_Problem to solve_
A single number is the answer: how many lines of the data hold "JSON"?

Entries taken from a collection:
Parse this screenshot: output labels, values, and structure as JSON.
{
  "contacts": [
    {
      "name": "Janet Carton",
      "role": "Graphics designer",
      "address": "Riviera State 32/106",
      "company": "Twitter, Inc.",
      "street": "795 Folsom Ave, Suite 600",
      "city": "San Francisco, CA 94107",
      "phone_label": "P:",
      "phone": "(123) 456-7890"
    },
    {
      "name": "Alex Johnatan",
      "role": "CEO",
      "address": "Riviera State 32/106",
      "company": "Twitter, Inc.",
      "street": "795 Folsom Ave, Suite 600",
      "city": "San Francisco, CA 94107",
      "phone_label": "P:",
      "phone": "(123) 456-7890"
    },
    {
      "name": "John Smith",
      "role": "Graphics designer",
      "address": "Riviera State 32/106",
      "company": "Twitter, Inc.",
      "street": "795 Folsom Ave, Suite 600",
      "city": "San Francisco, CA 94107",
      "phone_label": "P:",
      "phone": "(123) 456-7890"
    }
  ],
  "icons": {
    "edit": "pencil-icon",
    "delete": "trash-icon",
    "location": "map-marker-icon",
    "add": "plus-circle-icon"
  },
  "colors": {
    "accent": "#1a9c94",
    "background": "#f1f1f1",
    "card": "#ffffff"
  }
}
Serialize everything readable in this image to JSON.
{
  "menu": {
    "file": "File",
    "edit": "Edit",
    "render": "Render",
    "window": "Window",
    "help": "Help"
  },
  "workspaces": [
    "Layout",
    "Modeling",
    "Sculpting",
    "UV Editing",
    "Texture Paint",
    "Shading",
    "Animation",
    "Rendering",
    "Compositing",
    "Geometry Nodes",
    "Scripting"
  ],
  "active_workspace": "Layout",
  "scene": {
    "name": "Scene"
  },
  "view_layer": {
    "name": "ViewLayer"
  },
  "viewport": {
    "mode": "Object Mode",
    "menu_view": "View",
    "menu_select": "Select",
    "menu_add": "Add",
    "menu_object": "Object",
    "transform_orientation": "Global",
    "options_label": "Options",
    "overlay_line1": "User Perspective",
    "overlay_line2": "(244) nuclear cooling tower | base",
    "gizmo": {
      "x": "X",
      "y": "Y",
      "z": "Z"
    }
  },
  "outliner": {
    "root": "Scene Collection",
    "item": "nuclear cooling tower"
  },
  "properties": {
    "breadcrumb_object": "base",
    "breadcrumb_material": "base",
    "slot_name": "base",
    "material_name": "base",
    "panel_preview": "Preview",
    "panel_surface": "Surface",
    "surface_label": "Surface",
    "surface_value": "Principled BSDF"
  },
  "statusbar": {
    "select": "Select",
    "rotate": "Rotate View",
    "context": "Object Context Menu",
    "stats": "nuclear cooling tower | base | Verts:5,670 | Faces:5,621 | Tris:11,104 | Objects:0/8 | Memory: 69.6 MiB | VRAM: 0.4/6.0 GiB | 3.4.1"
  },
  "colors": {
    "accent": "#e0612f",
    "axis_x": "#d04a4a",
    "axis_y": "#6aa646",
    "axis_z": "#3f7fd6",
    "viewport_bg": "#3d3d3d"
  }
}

_Solution_
2